The New Jersey Supreme Court continued in relevant part: Defendant Michael Olenowski was convicted of drug-impaired driving based in part on DRE evidence. His convictions were upheld on appeal, and the Court granted certification to determine whether DRE testimony is admissible under the “general acceptance” admissibility standard established in Frye v. United States, 293 F. 1013 (D.C. Cir. 1923). 236 N.J. 622 (2019). Finding that the record was not sufficient to make that determination, the Court asked a Special Master to conduct a hearing. 247 N.J. 242, 244 (2019). The Special Master concluded that DRE evidence should be admissible under Frye. In subsequent briefing to the Court, several attorneys focused upon error rates associated with DRE evidence. Because error rates are expressly considered under Daubert, but not Frye, the Court asked for supplemental briefing on “whether this Court should depart from Frye and adopt the principles of Daubert in criminal cases.” Both parties and nearly all the amici advocated that the Court adopt the Daubert standard, like its previous adoption of Daubert-based principles for civil cases in In re Accutane Litigation, 234 N.J. 340 (2018).

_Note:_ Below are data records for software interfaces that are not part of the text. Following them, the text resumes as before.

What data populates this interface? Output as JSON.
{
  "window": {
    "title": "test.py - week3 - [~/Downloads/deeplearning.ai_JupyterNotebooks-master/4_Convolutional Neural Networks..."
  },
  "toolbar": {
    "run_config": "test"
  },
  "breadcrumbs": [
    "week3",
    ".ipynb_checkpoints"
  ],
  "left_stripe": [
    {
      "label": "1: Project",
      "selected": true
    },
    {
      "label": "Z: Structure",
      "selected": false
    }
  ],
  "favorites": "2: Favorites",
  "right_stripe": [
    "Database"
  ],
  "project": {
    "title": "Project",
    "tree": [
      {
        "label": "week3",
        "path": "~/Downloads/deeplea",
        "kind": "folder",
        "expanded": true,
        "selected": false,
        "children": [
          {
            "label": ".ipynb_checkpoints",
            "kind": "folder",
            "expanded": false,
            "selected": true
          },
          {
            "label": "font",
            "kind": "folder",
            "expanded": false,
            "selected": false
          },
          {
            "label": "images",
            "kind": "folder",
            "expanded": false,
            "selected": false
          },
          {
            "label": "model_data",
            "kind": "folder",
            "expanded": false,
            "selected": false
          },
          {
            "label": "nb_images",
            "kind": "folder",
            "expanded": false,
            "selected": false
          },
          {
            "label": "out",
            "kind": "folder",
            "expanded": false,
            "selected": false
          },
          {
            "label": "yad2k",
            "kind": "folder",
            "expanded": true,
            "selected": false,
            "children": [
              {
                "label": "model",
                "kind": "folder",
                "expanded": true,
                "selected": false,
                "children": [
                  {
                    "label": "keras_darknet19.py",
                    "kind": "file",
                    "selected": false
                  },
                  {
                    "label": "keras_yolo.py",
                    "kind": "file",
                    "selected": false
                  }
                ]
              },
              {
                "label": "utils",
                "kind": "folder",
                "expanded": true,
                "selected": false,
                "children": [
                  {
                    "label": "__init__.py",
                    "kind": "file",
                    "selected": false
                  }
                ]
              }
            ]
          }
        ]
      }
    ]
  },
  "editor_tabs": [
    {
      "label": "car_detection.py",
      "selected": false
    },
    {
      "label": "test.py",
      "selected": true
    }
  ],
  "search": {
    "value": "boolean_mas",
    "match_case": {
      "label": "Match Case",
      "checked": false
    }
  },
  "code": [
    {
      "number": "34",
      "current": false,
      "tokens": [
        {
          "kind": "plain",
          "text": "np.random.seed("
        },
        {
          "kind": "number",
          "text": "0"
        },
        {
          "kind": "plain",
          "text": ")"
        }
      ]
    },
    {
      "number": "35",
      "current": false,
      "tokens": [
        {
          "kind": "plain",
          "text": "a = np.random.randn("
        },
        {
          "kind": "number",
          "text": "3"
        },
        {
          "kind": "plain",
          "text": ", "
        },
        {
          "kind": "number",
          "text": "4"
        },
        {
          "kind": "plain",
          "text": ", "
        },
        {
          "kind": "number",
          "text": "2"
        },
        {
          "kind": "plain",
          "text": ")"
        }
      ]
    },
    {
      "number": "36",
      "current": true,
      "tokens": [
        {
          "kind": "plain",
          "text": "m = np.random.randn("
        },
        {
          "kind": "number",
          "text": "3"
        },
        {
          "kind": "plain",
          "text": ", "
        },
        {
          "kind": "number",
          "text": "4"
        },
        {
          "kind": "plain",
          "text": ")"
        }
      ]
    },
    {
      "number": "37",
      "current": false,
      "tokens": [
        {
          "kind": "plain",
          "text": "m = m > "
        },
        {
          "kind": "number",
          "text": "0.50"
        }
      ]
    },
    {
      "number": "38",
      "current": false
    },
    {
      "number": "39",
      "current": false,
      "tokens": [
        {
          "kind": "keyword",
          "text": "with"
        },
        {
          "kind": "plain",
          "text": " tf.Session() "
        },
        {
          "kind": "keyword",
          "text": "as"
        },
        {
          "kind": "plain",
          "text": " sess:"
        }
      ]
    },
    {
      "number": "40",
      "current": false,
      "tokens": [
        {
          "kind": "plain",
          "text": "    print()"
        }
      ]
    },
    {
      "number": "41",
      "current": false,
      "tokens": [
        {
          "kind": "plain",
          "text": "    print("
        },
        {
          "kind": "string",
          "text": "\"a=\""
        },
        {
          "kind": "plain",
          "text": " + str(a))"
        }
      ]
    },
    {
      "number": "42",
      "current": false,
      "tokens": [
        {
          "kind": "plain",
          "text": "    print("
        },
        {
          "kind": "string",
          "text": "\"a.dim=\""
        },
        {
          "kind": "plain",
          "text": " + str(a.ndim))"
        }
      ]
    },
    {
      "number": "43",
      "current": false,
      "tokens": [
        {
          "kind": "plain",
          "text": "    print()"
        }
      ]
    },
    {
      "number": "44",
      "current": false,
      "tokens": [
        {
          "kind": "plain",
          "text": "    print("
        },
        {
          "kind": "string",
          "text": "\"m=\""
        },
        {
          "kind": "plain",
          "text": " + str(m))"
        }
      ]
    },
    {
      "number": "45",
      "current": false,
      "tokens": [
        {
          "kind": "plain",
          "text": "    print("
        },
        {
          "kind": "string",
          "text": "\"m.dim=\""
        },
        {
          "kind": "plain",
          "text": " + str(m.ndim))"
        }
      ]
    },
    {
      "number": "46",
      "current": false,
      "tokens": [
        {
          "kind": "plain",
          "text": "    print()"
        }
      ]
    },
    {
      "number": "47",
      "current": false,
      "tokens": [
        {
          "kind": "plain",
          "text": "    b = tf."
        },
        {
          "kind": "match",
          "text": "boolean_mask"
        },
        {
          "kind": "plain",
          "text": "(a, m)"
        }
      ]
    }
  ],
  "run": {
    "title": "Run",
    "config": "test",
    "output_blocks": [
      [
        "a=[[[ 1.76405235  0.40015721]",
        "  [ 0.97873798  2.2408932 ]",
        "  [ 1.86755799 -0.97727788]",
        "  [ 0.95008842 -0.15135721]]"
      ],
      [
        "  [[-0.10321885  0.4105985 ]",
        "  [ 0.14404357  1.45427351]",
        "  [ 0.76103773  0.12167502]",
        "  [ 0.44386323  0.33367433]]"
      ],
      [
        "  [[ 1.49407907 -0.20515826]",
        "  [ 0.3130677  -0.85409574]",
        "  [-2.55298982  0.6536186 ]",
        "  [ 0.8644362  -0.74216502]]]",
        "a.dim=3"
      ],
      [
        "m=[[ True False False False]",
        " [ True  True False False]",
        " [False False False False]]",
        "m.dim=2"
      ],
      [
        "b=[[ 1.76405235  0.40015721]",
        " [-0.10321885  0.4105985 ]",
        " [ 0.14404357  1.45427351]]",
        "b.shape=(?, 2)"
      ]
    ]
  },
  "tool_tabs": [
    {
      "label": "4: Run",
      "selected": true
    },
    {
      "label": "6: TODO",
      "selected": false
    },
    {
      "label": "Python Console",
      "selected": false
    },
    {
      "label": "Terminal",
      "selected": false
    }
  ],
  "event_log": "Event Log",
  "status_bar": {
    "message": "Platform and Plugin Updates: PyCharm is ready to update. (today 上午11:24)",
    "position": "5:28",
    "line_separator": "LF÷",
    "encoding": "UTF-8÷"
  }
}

In Olenowski I, the Court adopted a “Daubert-type standard” for determining the reliability of expert evidence in criminal and quasi-criminal cases and remanded this matter to the Special Master to apply that standard. 253 N.J. at 153, 155. The Special Master concluded that the twelve-step DRE protocol satisfies the reliability standard of N.J.R.E. 702 when analyzed under the methodology-based Daubert Accutane standard. The Court now considers that conclusion. Daubert-based expert reliability determinations in criminal appeals will be reviewed de novo, while other expert admissibility issues are reviewed under an abuse of discretion standard.
The aforementioned “12-step DRE protocol” implies that there is a sophisticated and trustworthy methodology underlying a DRE’s assessment. The reality is that step (10), the interrogation of the defendant provides the basis for the DRE opinion in most cases. They get the defendant to admit to consuming a certain substance and then reach a hindsight conclusion consistent with the defendant’s admission.